The Society for Human Resource Management has developed a model procedure for handling bullying complaints. Key language includes:
Individuals who think they’ve been a victim of harassment or intimidation, or have witnessed it, should discuss their concerns with their immediate supervisor, human resources, any member of the personnel practices committee or any ombudsman.
Allegations of bullying will be investigated promptly and may include interviews with the parties involved.
Tyrannical behavior that has been substantiated will result in a response, including training, referral to counseling or disciplinary action, such as a warning, reprimand, withholding of a promotion or pay increase, reassignment, temporary suspension without pay or termination.
If a party to a complaint doesn’t agree with its resolution, he or she may appeal to the company’s CEO or chief operating officer.
False and malicious complaints — as opposed to complaints that, even if erroneous, are made in good faith — will result in appropriate disciplinary action.
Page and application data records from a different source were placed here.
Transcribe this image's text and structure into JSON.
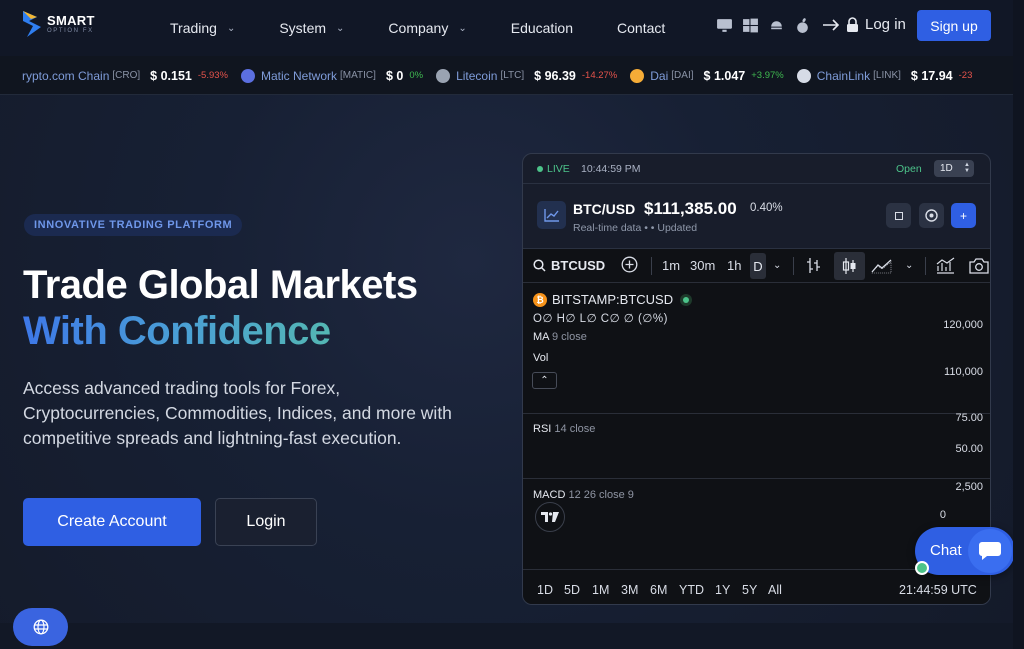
{
  "brand": {
    "name_line1": "SMART",
    "name_line2": "OPTION FX"
  },
  "nav": {
    "items": [
      {
        "label": "Trading",
        "dropdown": true
      },
      {
        "label": "System",
        "dropdown": true
      },
      {
        "label": "Company",
        "dropdown": true
      },
      {
        "label": "Education",
        "dropdown": false
      },
      {
        "label": "Contact",
        "dropdown": false
      }
    ],
    "platform_icons": [
      "desktop-icon",
      "windows-icon",
      "android-icon",
      "apple-icon"
    ],
    "login_label": "Log in",
    "signup_label": "Sign up"
  },
  "ticker": [
    {
      "name": "rypto.com Chain",
      "symbol": "[CRO]",
      "price": "$ 0.151",
      "change": "-5.93%",
      "direction": "down",
      "icon": "cronos-icon",
      "icon_color": "#1f3a7a"
    },
    {
      "name": "Matic Network",
      "symbol": "[MATIC]",
      "price": "$ 0",
      "change": "0%",
      "direction": "up",
      "icon": "matic-icon",
      "icon_color": "#5b6fe0"
    },
    {
      "name": "Litecoin",
      "symbol": "[LTC]",
      "price": "$ 96.39",
      "change": "-14.27%",
      "direction": "down",
      "icon": "litecoin-icon",
      "icon_color": "#9aa3b2"
    },
    {
      "name": "Dai",
      "symbol": "[DAI]",
      "price": "$ 1.047",
      "change": "+3.97%",
      "direction": "up",
      "icon": "dai-icon",
      "icon_color": "#f5ac37"
    },
    {
      "name": "ChainLink",
      "symbol": "[LINK]",
      "price": "$ 17.94",
      "change": "-23",
      "direction": "down",
      "icon": "chainlink-icon",
      "icon_color": "#d6dbe6"
    }
  ],
  "hero": {
    "badge": "INNOVATIVE TRADING PLATFORM",
    "title_line1": "Trade Global Markets",
    "title_line2": "With Confidence",
    "subtitle": "Access advanced trading tools for Forex, Cryptocurrencies, Commodities, Indices, and more with competitive spreads and lightning-fast execution.",
    "primary_cta": "Create Account",
    "secondary_cta": "Login"
  },
  "widget": {
    "live_label": "LIVE",
    "time": "10:44:59 PM",
    "status": "Open",
    "timeframe": "1D",
    "pair": "BTC/USD",
    "price": "$111,385.00",
    "change_pct": "0.40%",
    "meta": "Real-time data •  • Updated",
    "chart": {
      "symbol_search": "BTCUSD",
      "intervals": [
        "1m",
        "30m",
        "1h",
        "D"
      ],
      "legend_symbol": "BITSTAMP:BTCUSD",
      "ohlc": "O∅ H∅ L∅ C∅ ∅ (∅%)",
      "ma_name": "MA",
      "ma_params": "9 close",
      "vol_label": "Vol",
      "price_axis": [
        "120,000",
        "110,000"
      ],
      "rsi_name": "RSI",
      "rsi_params": "14 close",
      "rsi_axis": [
        "75.00",
        "50.00"
      ],
      "macd_name": "MACD",
      "macd_params": "12 26 close 9",
      "macd_axis": [
        "2,500",
        "0"
      ],
      "ranges": [
        "1D",
        "5D",
        "1M",
        "3M",
        "6M",
        "YTD",
        "1Y",
        "5Y",
        "All"
      ],
      "utc_time": "21:44:59 UTC"
    }
  },
  "chat": {
    "label": "Chat"
  },
  "colors": {
    "accent": "#2f5fe3",
    "positive": "#3fb950",
    "negative": "#e5534b",
    "live": "#4cc38a"
  }
}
For more on the movement to legislate protective measures against workplace bullying, check back next week for Steven Yoder’s March feature, “This Time, It’s Personal.” Sign up for our newsletter, and we’ll email you when it’s available online.
I manage a group of about 13 people, and we communicate via instant messages. I have one employee who persistently bad-mouthed me in online conversations. I confirmed that he was aware that I could see his messages, and I told him I saw messages that concerned me. Since then, he’s disengaged from his job and is only doing the bare minimum. I feel I should address this with him, but I’m unsure of how to do so.
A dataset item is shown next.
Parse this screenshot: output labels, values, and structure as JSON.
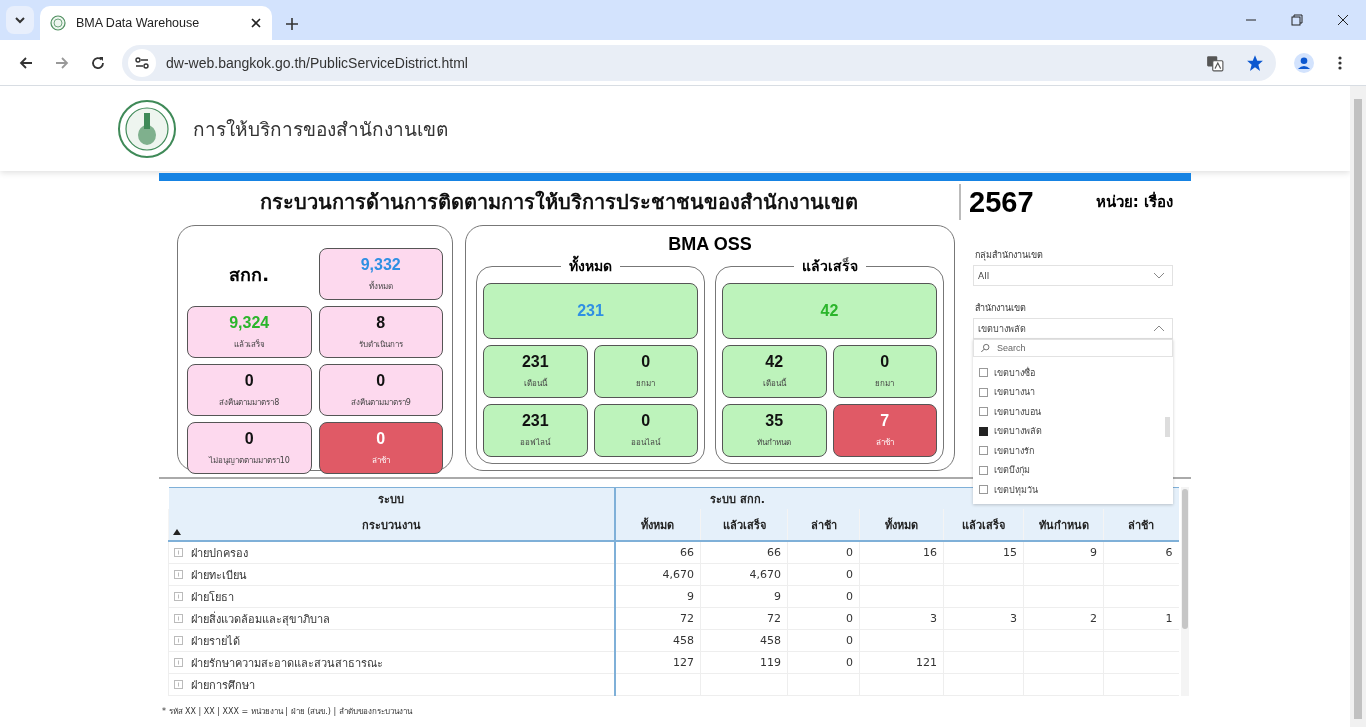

Recognizing key signs of dishonesty and deception is a professional skill that can pay off in spades. If you’re keen, you can see people’s body language change when they lie, as they try to manage their anxiety. So unless you’re dealing with a sociopath or a superb actor, you can spot those who try to mislead you by monitoring their nonverbal signals. Here’s how:
Etiquette programs throughout Northern California cover everything you need to know, from effective communication to dining with chopsticks. Schools offer customized workshops for organizations and individuals alike.
Terminating an employee is never easy, and there are no guarantees that you won’t be slapped, but there are a few things you can do to make it easier on everyone.